[Items from an interface collection]
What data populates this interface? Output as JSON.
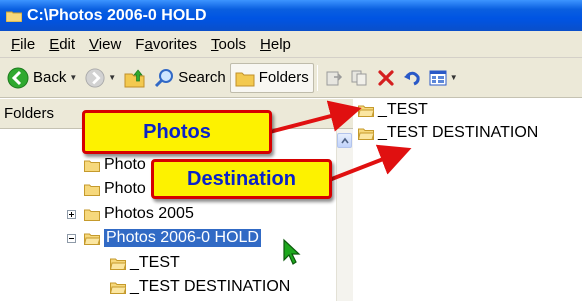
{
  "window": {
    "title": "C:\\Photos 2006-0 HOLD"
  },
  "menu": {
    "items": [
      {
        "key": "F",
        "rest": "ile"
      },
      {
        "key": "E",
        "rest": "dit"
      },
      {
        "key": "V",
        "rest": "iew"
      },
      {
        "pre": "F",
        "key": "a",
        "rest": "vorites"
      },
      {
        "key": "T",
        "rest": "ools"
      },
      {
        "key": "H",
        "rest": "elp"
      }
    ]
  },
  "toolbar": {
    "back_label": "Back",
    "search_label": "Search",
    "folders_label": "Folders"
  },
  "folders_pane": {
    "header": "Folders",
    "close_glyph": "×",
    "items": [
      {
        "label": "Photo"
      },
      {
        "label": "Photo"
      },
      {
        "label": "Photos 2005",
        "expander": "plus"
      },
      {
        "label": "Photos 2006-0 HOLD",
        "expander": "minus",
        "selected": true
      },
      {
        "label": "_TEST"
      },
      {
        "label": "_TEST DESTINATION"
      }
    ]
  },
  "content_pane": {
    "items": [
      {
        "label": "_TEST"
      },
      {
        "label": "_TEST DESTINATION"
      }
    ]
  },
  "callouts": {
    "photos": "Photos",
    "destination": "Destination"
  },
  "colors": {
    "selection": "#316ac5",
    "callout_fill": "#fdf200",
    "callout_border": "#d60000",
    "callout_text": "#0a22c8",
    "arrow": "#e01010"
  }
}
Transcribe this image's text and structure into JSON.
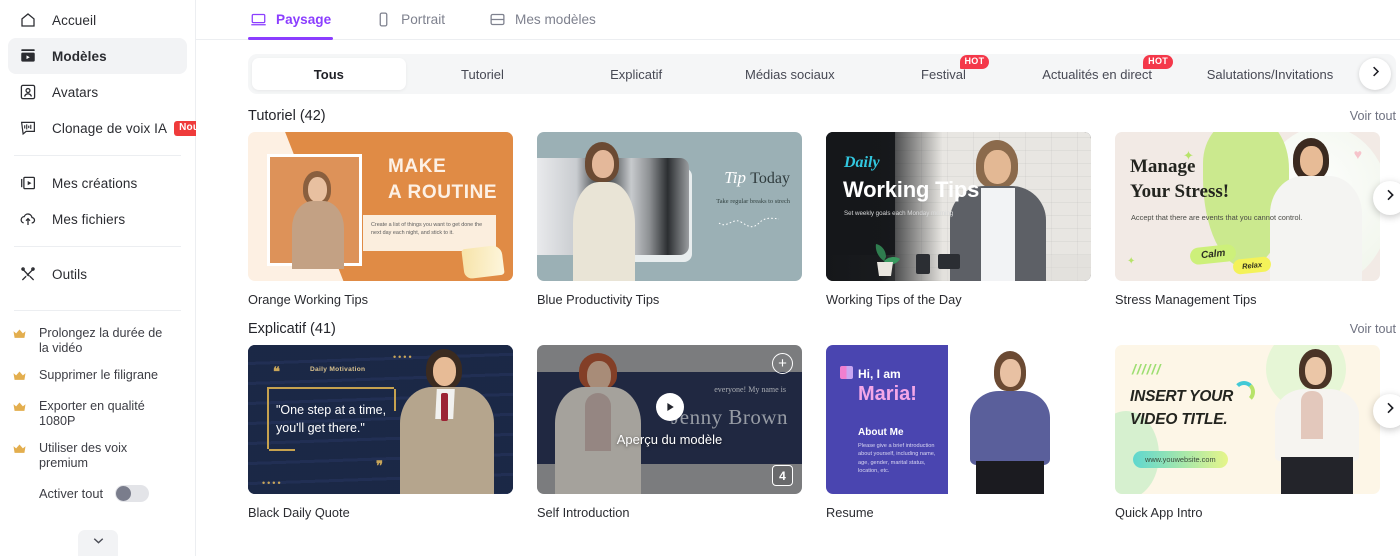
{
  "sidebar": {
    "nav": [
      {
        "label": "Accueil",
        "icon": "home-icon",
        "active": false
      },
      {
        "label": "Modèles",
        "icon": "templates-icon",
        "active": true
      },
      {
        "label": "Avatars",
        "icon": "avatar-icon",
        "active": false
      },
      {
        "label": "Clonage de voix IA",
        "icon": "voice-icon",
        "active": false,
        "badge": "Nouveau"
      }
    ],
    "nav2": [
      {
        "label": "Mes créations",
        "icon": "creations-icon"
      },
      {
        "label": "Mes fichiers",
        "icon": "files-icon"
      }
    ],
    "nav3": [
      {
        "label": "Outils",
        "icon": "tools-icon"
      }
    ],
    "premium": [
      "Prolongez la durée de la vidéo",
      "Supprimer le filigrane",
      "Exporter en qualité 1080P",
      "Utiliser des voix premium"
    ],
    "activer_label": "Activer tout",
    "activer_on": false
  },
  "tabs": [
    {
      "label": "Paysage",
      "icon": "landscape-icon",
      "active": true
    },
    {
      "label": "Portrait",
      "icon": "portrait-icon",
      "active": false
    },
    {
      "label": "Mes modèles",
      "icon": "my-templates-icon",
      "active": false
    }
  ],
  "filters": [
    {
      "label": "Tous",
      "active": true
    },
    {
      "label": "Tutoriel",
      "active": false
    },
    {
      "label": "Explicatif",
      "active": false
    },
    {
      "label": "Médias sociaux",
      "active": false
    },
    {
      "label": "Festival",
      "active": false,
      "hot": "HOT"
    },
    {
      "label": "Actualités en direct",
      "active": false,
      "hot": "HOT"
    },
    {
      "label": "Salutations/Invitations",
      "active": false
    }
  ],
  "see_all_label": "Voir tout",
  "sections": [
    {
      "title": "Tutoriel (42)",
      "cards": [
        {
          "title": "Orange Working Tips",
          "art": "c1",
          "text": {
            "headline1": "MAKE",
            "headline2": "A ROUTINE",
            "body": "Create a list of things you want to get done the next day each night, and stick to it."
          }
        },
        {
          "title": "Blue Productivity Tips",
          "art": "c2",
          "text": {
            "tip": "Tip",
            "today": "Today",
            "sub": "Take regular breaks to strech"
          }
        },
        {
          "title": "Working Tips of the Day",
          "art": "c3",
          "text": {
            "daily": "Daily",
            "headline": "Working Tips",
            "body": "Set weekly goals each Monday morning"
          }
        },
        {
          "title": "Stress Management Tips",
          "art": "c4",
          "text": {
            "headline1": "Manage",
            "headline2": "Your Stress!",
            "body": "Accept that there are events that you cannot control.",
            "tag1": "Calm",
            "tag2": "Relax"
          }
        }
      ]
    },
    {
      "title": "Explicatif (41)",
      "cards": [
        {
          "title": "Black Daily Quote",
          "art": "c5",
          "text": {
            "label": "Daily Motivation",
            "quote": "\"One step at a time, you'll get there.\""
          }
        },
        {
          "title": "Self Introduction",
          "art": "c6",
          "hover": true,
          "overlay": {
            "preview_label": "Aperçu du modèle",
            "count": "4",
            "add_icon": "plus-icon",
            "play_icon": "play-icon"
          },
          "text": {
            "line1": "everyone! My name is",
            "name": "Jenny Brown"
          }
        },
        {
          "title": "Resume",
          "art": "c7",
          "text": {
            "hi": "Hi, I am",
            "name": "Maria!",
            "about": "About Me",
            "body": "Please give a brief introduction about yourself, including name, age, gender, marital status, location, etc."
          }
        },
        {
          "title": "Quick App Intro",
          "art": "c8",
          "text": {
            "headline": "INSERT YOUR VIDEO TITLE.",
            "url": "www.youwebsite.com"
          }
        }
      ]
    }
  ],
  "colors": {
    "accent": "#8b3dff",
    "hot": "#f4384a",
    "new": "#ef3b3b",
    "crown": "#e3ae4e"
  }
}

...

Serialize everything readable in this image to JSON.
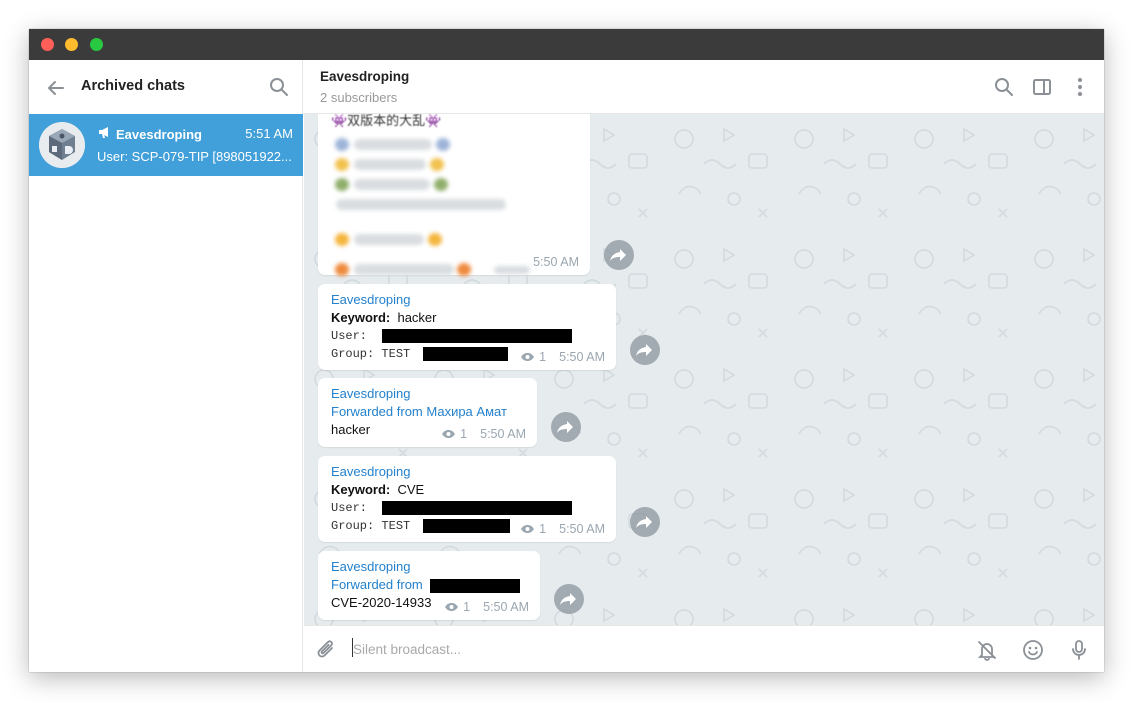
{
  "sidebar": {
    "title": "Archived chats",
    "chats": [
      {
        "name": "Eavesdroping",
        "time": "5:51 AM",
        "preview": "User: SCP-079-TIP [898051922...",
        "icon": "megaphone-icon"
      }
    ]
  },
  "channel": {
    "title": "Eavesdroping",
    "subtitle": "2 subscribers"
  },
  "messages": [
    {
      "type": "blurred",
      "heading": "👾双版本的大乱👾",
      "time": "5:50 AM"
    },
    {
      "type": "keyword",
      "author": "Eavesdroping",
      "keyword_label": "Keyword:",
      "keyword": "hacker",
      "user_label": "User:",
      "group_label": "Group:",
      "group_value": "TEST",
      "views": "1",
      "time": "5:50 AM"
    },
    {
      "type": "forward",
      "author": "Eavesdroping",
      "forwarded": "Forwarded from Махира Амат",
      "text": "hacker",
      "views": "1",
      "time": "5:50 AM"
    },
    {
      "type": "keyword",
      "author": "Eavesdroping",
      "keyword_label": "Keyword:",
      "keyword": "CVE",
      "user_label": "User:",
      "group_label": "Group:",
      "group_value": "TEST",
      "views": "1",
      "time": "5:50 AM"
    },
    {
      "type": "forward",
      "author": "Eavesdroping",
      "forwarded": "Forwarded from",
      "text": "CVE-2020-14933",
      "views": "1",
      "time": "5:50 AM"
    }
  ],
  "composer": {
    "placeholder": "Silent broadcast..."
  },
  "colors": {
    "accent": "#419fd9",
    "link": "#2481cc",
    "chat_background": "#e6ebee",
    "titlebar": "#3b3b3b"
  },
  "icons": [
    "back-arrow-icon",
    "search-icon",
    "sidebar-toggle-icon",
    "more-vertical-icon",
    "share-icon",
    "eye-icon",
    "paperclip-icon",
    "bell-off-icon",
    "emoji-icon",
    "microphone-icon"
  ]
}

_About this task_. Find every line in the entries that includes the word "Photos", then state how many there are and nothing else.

_Solved exercise_. 4